* _Exercise_
Copy the data verbatim and leave out every picture.
--- Data ---
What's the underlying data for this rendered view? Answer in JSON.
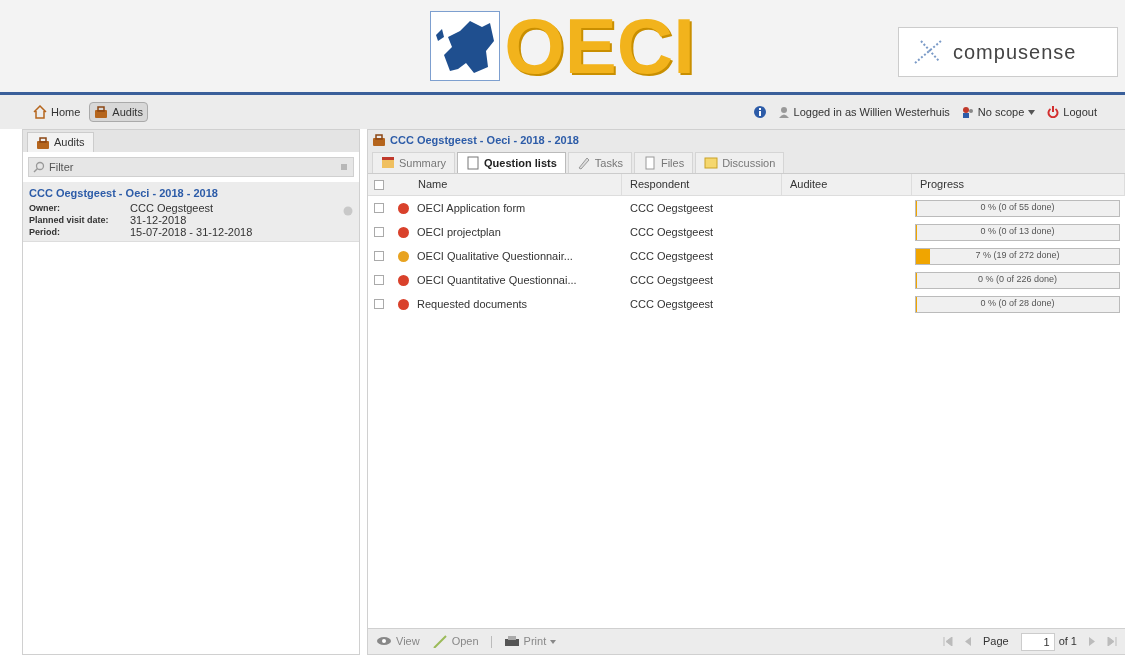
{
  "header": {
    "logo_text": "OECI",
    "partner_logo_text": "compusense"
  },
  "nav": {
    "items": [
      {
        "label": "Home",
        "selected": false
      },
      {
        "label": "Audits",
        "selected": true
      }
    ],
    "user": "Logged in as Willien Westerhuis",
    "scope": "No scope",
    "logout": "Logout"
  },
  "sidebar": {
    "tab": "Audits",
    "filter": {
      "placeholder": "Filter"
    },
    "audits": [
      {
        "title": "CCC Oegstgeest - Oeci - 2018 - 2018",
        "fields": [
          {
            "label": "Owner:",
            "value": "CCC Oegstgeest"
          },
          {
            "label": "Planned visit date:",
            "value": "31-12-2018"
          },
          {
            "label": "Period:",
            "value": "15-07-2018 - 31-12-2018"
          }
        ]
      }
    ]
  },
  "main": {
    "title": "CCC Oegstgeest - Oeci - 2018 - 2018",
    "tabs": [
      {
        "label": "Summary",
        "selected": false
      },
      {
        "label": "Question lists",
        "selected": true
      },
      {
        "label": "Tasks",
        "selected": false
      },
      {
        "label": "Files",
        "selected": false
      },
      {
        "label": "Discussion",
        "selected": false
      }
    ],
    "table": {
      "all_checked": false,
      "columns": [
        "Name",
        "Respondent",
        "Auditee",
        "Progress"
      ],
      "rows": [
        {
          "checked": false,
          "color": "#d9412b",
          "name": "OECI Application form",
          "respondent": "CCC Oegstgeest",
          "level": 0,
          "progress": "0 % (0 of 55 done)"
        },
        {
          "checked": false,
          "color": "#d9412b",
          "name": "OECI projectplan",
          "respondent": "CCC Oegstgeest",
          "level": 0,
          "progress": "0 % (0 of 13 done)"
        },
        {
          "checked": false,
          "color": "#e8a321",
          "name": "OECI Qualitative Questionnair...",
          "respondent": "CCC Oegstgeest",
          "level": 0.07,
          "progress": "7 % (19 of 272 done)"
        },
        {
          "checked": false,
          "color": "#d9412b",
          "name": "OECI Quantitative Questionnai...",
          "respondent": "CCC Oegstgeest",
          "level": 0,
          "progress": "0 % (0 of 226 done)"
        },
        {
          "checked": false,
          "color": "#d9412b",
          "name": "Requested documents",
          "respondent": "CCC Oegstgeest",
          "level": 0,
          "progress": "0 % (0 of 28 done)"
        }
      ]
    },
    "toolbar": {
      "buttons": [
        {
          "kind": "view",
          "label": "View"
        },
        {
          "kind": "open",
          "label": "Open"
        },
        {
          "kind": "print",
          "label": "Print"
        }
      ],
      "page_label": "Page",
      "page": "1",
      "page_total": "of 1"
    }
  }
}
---
* _Result of the task_
What's the underlying data for this rendered view? Answer in JSON.
{
  "header": {
    "logo_text": "OECI",
    "partner_logo_text": "compusense"
  },
  "nav": {
    "items": [
      {
        "label": "Home",
        "selected": false
      },
      {
        "label": "Audits",
        "selected": true
      }
    ],
    "user": "Logged in as Willien Westerhuis",
    "scope": "No scope",
    "logout": "Logout"
  },
  "sidebar": {
    "tab": "Audits",
    "filter": {
      "placeholder": "Filter"
    },
    "audits": [
      {
        "title": "CCC Oegstgeest - Oeci - 2018 - 2018",
        "fields": [
          {
            "label": "Owner:",
            "value": "CCC Oegstgeest"
          },
          {
            "label": "Planned visit date:",
            "value": "31-12-2018"
          },
          {
            "label": "Period:",
            "value": "15-07-2018 - 31-12-2018"
          }
        ]
      }
    ]
  },
  "main": {
    "title": "CCC Oegstgeest - Oeci - 2018 - 2018",
    "tabs": [
      {
        "label": "Summary",
        "selected": false
      },
      {
        "label": "Question lists",
        "selected": true
      },
      {
        "label": "Tasks",
        "selected": false
      },
      {
        "label": "Files",
        "selected": false
      },
      {
        "label": "Discussion",
        "selected": false
      }
    ],
    "table": {
      "all_checked": false,
      "columns": [
        "Name",
        "Respondent",
        "Auditee",
        "Progress"
      ],
      "rows": [
        {
          "checked": false,
          "color": "#d9412b",
          "name": "OECI Application form",
          "respondent": "CCC Oegstgeest",
          "level": 0,
          "progress": "0 % (0 of 55 done)"
        },
        {
          "checked": false,
          "color": "#d9412b",
          "name": "OECI projectplan",
          "respondent": "CCC Oegstgeest",
          "level": 0,
          "progress": "0 % (0 of 13 done)"
        },
        {
          "checked": false,
          "color": "#e8a321",
          "name": "OECI Qualitative Questionnair...",
          "respondent": "CCC Oegstgeest",
          "level": 0.07,
          "progress": "7 % (19 of 272 done)"
        },
        {
          "checked": false,
          "color": "#d9412b",
          "name": "OECI Quantitative Questionnai...",
          "respondent": "CCC Oegstgeest",
          "level": 0,
          "progress": "0 % (0 of 226 done)"
        },
        {
          "checked": false,
          "color": "#d9412b",
          "name": "Requested documents",
          "respondent": "CCC Oegstgeest",
          "level": 0,
          "progress": "0 % (0 of 28 done)"
        }
      ]
    },
    "toolbar": {
      "buttons": [
        {
          "kind": "view",
          "label": "View"
        },
        {
          "kind": "open",
          "label": "Open"
        },
        {
          "kind": "print",
          "label": "Print"
        }
      ],
      "page_label": "Page",
      "page": "1",
      "page_total": "of 1"
    }
  }
}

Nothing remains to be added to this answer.